I just finished A Champion’s Mind, Pete Sampras’ excellent autobiography, written with Tennis magazine’s Peter Bodo.
I didn’t follow Sampras closely in his prime. I witnessed some of the highlights–his record-breaking 13th Grand Slam title at Wimbledon in 2000, his 14th Grand Slam title and triumphant exit from professional tennis at the U.S. Open in 2002–but I wasn’t familiar with much of his career. I knew nothing about his development as a junior.
Two interesting discoveries about the early years: the free-wheeling, entrepreneurial approach to Sampras’ development and Pete’s sensitivity to the financial sacrifice made by his family.
These days, the conventional wisdom suggests that champions are bred in academies, where stroke doctors, trainers, and tacticians create a systematic plan to maximize a young player’s talents.
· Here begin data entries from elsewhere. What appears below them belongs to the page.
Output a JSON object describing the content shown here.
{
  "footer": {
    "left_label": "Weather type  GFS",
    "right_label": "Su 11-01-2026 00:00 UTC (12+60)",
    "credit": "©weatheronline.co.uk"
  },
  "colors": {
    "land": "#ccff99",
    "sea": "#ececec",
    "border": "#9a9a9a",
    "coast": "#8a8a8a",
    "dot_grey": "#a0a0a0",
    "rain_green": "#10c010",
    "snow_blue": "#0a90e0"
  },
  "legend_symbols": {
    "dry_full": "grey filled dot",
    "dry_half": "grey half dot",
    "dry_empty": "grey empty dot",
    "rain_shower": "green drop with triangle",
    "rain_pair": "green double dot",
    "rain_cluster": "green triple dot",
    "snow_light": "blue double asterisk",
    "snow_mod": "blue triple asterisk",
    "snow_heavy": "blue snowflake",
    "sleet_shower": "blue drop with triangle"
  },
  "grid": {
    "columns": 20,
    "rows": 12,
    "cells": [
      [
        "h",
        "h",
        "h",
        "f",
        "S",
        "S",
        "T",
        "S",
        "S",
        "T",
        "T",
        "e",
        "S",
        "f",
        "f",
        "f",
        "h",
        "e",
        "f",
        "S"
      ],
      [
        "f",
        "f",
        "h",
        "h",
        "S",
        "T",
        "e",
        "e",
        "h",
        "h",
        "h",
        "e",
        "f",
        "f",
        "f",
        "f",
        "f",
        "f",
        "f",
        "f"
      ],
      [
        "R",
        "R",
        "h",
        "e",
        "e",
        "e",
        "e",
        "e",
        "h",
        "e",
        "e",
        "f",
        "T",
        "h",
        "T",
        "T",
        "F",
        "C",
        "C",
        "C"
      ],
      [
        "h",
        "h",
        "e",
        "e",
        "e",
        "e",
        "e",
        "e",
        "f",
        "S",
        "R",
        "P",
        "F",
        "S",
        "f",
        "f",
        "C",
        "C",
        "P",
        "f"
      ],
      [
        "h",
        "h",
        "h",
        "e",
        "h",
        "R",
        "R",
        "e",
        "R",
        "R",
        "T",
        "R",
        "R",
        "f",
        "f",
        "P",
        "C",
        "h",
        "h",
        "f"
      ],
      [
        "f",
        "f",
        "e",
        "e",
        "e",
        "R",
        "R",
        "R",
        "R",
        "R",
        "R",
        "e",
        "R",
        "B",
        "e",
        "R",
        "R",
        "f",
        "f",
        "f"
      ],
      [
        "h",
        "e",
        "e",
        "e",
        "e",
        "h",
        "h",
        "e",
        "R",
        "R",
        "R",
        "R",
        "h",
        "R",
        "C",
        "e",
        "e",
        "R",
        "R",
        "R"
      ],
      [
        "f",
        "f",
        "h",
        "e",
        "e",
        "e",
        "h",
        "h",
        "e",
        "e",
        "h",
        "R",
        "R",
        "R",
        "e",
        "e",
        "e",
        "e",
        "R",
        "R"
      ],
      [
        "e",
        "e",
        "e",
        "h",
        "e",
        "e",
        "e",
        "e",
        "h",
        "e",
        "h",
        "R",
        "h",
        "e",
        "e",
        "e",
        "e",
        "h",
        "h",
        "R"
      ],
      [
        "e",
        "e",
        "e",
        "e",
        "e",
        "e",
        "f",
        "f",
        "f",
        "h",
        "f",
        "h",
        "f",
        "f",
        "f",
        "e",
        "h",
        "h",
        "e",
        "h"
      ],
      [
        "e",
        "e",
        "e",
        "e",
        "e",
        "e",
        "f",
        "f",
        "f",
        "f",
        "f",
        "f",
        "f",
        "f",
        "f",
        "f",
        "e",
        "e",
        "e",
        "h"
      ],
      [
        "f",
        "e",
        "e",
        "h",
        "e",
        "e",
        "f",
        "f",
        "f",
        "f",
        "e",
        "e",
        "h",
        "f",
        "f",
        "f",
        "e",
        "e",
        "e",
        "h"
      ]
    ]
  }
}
In fact, the United States Tennis Association is now experimenting with this corporate approach. The USTA has established an all-expenses-paid academy for promising U.S. juniors, inspired by the success of similar programs in France and Spain, and spooked by the dwindling number of top-tier U.S. players.
Sampras followed a different path. He learned the game under the guidance of an eccentric pediatrician, Pete Fischer. Fischer played shaky rec-level tennis at best, but he was an inspired entrepreneur, developing tennis talent instead of companies.
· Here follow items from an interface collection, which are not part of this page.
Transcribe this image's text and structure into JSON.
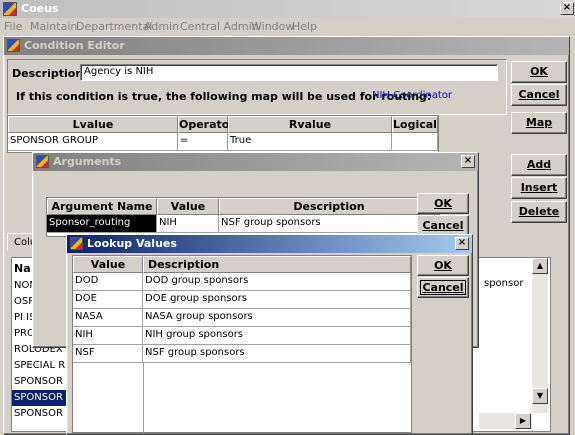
{
  "app": {
    "title": "Coeus"
  },
  "menu": [
    "File",
    "Maintain",
    "Departmental",
    "Admin",
    "Central Admin",
    "Window",
    "Help"
  ],
  "condition_editor": {
    "title": "Condition Editor",
    "description_label": "Description:",
    "description_value": "Agency is NIH",
    "routing_text": "If this condition is true, the following map will be used for routing:",
    "map_name": "NIH Coordinator",
    "columns": [
      "Lvalue",
      "Operator",
      "Rvalue",
      "Logical"
    ],
    "row": {
      "lvalue": "SPONSOR GROUP",
      "operator": "=",
      "rvalue": "True",
      "logical": ""
    },
    "buttons": {
      "ok": "OK",
      "cancel": "Cancel",
      "map": "Map",
      "add": "Add",
      "insert": "Insert",
      "delete": "Delete"
    },
    "lower_tab_label": "Colu",
    "list_header": "Na",
    "list_items": [
      "NON",
      "OSP",
      "PI IS",
      "PRO",
      "ROLODEX F",
      "SPECIAL RE",
      "SPONSOR (",
      "SPONSOR (",
      "SPONSOR T"
    ],
    "right_list_text": "sponsor"
  },
  "arguments": {
    "title": "Arguments",
    "columns": [
      "Argument Name",
      "Value",
      "Description"
    ],
    "row": {
      "name": "Sponsor_routing",
      "value": "NIH",
      "description": "NSF group sponsors"
    },
    "buttons": {
      "ok": "OK",
      "cancel": "Cancel"
    }
  },
  "lookup": {
    "title": "Lookup Values",
    "columns": [
      "Value",
      "Description"
    ],
    "rows": [
      {
        "value": "DOD",
        "description": "DOD group sponsors"
      },
      {
        "value": "DOE",
        "description": "DOE group sponsors"
      },
      {
        "value": "NASA",
        "description": "NASA group sponsors"
      },
      {
        "value": "NIH",
        "description": "NIH group sponsors"
      },
      {
        "value": "NSF",
        "description": "NSF group sponsors"
      }
    ],
    "buttons": {
      "ok": "OK",
      "cancel": "Cancel"
    }
  },
  "colors": {
    "active_title": "#0a246a",
    "selection": "#0a246a",
    "link_blue": "#0000cc"
  }
}
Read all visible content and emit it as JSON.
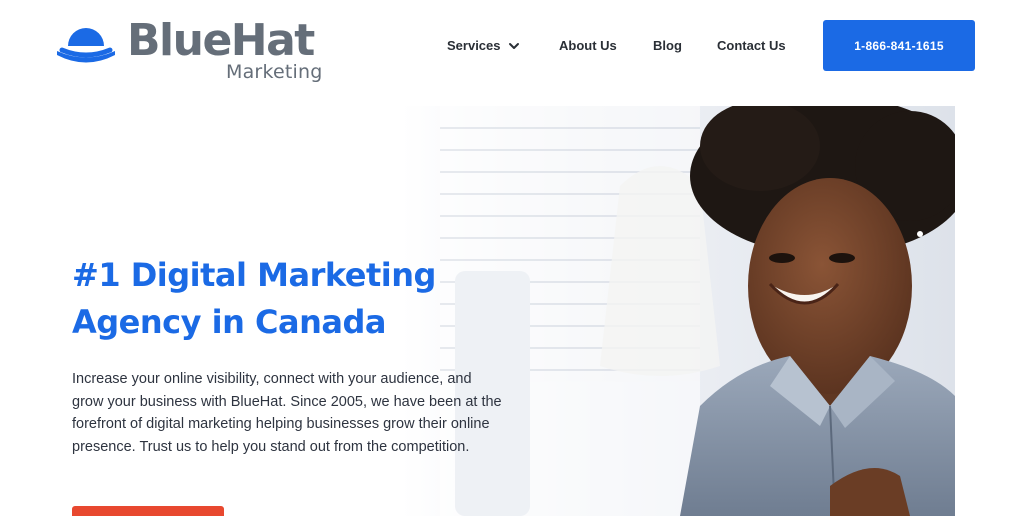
{
  "brand": {
    "name": "BlueHat",
    "sub": "Marketing",
    "primary_color": "#1b6ae5",
    "logo_text_color": "#656e79",
    "logo_icon": "hat-icon"
  },
  "nav": {
    "services": "Services",
    "services_icon": "chevron-down-icon",
    "about": "About Us",
    "blog": "Blog",
    "contact": "Contact Us",
    "phone": "1-866-841-1615"
  },
  "hero": {
    "headline_line1": "#1 Digital Marketing",
    "headline_line2": "Agency in Canada",
    "body": "Increase your online visibility, connect with your audience, and grow your business with BlueHat. Since 2005, we have been at the forefront of digital marketing helping businesses grow their online presence. Trust us to help you stand out from the competition.",
    "cta_color": "#e8482f",
    "image": "smiling-woman-photo"
  }
}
Fischer sent Sampras to experts to develop his strokes. In one scene, Sampras is contracting with a local college coach to learn the volley. In another, he’s practicing footwork in a trailer park. The most conventional part of Sampras’ development was lessons with groundstroke guru Robert Landsdorp, who has worked with a number of champions, most recently, Maria Sharapova. “Robert flat-out thought Pete was a quack,” Sampras writes.
Compared with the academy approach, the Sampras’ plan was largely improvised, stitched together by a loose-knit group of freelance tennis nuts sprinkled across the Los Angeles sprawl.
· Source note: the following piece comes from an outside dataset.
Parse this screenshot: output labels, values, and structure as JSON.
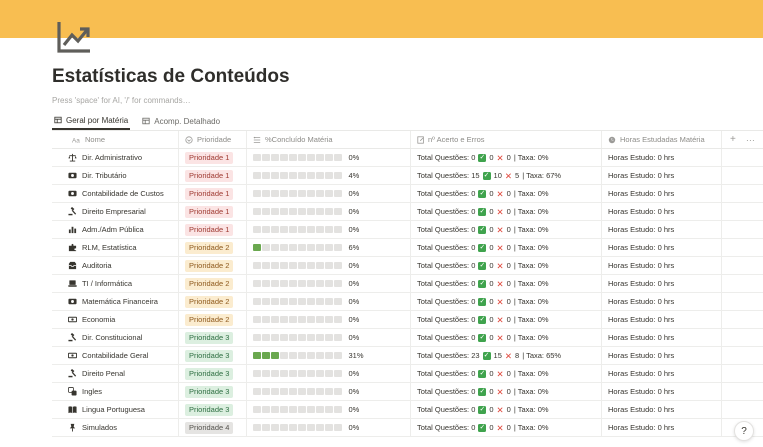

Sampras is surprisingly sensitive to his family’s financial sacrifice: “When I think about my development days, I have a vivid memory of my dad having to go to the ATM to take out sixty bucks or whatever it was at the time, and giving it to me so I could pay Robert Landsdorp. Cha-ching, cha-ching. There were lots of visits to the cash machine.”
This awareness is consistent with the entrepreneurial approach to creating a champion. Does a young Frenchmen in a state-funded program, or a teen on scholarship at Bolletieri’s, feel the same sense of responsibility to his investors?
This awareness can be a double-edged sword, of course. Maybe it gave Sampras a little more motivation to make the most of his gifts. And, obviously, the family’s investments turned out to be incredibly successful. Pete’s sister got a college scholarship. Pete achieved world domination.
It’s almost a cliché, however, that precocious talents can crack under the pressure of expectations, especially when they feel the financial weight. Rather than A Champion’s Mind, their autobiographies can just as easily become Fear Strikes Out, with Jimmy Piersall howling at his father from the baseball diamond as his mind shatters into pieces.